____ Extracted material

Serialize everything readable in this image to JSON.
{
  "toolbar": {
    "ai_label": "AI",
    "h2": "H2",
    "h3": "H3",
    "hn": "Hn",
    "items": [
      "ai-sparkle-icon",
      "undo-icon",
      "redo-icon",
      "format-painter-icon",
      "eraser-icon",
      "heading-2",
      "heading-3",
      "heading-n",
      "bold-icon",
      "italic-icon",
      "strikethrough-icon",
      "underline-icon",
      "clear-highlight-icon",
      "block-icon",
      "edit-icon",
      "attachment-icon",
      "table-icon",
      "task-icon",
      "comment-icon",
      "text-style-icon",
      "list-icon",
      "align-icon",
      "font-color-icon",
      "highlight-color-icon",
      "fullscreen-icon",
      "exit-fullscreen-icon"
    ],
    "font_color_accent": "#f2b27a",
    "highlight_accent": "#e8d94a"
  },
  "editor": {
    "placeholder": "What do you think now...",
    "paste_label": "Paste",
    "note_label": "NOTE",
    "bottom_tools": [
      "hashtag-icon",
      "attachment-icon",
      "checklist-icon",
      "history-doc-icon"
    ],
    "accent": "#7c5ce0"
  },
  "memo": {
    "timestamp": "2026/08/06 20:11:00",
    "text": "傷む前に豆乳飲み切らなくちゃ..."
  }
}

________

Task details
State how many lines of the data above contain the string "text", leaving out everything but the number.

Response area
2